African cotton farmers have been left on the brink of starvation thanks to subsidies paid to US farmers.

In order to offset the issue that is essentially created due to the local farming, why not pay the producer a fair price for the work they do? Therefore, it is evident that fair trade is far more than just the local vs. not-local decision. This of course, is just one example of how ethical products can have an impact here around the world, but they can also impact your daily life. Being eco-friendly through sustainable products and smart living can save you money and save the planet. Moreover, there is the new collaborative consumption movement that organizes sharing, bartering, trading and renting into a sustainable economic model.

All of these are methods for us to become ethical consumers, but are they realistic? Do you think “ethical consumerism” is a paradox?

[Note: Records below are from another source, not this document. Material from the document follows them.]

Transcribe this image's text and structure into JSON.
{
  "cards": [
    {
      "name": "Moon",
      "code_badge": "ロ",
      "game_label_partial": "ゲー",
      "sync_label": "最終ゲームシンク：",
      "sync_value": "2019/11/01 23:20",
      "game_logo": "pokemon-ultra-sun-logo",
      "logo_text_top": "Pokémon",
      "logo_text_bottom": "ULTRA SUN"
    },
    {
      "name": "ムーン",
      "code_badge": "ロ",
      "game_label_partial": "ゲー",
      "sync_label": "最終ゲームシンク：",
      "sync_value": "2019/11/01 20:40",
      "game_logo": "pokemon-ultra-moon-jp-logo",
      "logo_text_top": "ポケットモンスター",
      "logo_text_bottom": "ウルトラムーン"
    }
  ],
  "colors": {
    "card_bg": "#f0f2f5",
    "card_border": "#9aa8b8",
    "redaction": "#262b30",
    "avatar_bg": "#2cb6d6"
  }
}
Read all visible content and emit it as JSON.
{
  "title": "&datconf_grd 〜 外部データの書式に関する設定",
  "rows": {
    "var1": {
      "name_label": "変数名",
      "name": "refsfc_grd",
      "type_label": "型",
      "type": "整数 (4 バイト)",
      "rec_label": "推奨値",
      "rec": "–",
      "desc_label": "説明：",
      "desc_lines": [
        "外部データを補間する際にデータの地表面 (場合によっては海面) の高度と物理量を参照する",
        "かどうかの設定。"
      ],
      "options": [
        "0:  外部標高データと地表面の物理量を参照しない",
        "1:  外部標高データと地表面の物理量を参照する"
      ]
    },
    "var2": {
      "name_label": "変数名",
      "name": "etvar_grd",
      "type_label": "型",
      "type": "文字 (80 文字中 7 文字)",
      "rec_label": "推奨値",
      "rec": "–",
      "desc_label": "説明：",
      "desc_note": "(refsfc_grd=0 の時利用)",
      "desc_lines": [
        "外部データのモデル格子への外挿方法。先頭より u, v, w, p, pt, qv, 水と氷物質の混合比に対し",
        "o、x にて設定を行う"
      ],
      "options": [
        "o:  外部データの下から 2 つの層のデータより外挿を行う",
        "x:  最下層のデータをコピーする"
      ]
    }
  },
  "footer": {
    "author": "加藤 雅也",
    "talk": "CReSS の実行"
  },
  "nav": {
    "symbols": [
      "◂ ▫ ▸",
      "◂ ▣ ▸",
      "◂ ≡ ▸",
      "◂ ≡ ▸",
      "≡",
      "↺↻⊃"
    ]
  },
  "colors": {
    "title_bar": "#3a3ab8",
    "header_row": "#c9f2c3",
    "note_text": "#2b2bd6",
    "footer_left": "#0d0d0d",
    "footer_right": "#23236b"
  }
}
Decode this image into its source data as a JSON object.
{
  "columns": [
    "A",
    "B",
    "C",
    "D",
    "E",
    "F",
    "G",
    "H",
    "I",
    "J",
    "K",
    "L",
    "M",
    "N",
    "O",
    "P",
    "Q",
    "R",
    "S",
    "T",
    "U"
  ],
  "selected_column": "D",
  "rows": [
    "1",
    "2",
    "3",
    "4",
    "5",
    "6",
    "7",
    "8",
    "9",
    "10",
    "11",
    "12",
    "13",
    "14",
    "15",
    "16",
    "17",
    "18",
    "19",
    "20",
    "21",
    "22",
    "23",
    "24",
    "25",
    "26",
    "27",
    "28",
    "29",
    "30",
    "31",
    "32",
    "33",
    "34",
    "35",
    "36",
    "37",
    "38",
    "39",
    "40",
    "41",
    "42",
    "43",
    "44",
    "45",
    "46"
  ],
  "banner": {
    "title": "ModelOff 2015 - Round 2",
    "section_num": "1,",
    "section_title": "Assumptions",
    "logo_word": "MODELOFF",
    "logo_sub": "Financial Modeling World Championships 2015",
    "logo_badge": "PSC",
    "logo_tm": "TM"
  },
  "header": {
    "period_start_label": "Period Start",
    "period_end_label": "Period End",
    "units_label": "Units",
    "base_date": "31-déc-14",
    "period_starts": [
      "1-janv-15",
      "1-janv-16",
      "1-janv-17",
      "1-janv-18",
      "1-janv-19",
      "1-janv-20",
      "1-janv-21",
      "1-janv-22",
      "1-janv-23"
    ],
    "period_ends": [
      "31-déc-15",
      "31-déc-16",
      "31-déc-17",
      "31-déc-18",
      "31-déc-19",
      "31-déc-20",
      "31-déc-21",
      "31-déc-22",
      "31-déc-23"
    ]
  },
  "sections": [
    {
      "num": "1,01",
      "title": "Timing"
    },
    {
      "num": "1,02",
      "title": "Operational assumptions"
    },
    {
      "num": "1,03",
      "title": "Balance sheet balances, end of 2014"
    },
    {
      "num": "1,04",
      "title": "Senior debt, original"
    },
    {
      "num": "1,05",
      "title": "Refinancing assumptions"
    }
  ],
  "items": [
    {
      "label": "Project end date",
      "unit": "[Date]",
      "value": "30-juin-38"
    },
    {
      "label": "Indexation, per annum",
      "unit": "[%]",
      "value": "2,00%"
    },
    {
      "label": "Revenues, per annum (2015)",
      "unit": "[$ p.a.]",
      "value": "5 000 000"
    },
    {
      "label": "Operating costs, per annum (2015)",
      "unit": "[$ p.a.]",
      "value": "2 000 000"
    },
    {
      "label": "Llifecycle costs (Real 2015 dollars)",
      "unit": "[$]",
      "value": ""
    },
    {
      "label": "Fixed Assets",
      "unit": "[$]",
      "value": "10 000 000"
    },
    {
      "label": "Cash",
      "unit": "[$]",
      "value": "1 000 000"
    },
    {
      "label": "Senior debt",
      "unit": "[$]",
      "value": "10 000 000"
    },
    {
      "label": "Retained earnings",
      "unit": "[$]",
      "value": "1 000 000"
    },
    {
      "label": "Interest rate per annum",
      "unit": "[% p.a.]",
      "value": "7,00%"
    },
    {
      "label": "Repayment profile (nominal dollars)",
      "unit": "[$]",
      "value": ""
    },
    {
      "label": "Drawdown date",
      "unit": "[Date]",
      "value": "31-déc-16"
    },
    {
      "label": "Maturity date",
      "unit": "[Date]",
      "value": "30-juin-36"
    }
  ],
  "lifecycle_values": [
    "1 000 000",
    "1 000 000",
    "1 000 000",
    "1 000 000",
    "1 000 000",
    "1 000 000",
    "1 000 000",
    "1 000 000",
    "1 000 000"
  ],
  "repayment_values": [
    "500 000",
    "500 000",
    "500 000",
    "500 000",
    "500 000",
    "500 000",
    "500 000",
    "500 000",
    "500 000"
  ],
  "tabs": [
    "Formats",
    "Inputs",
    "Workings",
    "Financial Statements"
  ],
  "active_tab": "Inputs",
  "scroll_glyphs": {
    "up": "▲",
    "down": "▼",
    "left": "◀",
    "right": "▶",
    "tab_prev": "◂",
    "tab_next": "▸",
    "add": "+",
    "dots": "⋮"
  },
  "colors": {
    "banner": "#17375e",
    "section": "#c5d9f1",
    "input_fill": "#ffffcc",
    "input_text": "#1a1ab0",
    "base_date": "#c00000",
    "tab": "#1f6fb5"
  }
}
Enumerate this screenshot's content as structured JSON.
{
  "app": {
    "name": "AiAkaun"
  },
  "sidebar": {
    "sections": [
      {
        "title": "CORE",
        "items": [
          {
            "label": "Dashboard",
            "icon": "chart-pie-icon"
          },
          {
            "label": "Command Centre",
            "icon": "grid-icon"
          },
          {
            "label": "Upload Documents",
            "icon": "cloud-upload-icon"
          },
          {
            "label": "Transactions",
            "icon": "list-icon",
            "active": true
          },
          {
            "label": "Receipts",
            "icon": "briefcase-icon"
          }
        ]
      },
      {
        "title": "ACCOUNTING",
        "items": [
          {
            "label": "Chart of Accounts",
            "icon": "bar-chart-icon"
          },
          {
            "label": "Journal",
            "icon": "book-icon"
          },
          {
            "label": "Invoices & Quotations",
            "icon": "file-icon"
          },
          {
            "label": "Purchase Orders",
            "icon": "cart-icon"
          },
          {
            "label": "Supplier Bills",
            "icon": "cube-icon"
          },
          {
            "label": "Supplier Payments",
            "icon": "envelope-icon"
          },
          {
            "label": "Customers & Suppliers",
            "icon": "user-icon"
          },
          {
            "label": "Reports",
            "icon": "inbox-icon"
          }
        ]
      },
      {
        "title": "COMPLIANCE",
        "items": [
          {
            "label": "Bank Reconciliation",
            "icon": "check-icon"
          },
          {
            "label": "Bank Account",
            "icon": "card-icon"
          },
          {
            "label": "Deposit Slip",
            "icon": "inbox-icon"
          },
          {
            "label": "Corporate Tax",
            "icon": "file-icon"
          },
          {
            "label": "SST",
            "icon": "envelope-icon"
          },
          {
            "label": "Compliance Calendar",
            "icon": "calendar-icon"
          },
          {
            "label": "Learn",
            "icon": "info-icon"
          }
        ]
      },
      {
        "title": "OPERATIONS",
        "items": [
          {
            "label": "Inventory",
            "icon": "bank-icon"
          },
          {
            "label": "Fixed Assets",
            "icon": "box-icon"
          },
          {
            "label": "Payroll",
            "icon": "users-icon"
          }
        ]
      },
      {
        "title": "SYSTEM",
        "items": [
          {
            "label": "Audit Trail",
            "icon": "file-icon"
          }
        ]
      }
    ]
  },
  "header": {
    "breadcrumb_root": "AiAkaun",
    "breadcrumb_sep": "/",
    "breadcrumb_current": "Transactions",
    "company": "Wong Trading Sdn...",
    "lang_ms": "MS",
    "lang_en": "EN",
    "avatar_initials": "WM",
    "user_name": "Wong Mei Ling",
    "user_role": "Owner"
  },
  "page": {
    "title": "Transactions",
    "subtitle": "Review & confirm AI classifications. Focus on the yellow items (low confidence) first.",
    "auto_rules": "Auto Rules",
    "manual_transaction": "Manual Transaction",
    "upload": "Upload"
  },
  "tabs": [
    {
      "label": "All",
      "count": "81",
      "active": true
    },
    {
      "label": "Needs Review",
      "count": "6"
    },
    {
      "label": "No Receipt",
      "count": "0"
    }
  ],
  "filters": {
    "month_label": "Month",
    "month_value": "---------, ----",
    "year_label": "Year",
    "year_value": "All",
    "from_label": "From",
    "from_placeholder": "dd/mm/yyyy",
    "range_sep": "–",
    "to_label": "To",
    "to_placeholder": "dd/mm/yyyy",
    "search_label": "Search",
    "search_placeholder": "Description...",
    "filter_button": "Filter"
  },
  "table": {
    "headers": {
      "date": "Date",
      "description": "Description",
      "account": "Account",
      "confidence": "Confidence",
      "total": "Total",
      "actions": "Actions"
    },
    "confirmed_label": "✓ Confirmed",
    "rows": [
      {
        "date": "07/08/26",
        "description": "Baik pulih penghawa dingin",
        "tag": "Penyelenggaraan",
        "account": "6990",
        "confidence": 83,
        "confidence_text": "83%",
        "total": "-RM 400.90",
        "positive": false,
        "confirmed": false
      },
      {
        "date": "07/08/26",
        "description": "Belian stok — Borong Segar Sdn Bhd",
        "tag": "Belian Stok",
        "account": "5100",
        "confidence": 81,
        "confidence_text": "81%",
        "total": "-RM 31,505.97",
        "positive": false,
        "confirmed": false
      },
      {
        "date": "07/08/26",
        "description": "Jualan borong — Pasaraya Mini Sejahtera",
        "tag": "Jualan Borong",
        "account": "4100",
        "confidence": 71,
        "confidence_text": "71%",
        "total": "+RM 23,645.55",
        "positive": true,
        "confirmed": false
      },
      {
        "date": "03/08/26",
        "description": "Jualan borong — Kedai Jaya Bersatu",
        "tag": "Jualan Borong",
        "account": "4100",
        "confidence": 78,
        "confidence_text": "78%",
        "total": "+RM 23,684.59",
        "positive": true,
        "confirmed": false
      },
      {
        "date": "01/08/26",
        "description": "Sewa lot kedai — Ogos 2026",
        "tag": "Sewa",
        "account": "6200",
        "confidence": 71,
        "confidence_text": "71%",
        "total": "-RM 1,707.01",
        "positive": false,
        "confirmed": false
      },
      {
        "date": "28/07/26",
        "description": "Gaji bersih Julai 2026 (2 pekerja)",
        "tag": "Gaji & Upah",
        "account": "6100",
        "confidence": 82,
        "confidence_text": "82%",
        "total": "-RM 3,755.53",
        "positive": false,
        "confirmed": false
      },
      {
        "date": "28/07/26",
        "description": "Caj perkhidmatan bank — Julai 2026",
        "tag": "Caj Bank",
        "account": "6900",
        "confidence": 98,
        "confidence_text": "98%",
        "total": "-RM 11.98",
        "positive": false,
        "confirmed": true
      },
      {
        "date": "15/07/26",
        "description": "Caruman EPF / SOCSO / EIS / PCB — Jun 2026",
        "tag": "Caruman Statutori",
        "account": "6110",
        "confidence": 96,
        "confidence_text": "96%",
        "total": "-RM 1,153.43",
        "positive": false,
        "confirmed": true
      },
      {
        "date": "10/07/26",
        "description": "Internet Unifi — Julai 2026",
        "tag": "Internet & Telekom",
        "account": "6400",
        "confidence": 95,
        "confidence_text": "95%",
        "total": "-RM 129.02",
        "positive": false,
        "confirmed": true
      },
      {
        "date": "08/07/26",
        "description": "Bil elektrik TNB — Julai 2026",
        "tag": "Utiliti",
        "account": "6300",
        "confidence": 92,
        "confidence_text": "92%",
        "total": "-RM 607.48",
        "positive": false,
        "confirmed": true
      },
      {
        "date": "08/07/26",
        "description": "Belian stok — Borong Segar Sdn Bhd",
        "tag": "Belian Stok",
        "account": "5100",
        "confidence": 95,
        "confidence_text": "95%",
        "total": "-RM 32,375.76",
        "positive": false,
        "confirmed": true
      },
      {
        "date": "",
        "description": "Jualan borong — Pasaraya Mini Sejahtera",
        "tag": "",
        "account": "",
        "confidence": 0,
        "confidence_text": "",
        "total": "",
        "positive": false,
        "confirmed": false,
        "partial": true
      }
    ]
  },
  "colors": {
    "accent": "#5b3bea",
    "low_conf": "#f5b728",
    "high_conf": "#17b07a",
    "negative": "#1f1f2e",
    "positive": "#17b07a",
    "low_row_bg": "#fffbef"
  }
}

Share your thoughts with us on Twitter, comment on this post or join us on June 16th in Toronto for Ethical & Fair Trade Products in the Marketplace – A discussion & networking evening. Learn more at http://ethicalproducts.eventbrite.com/!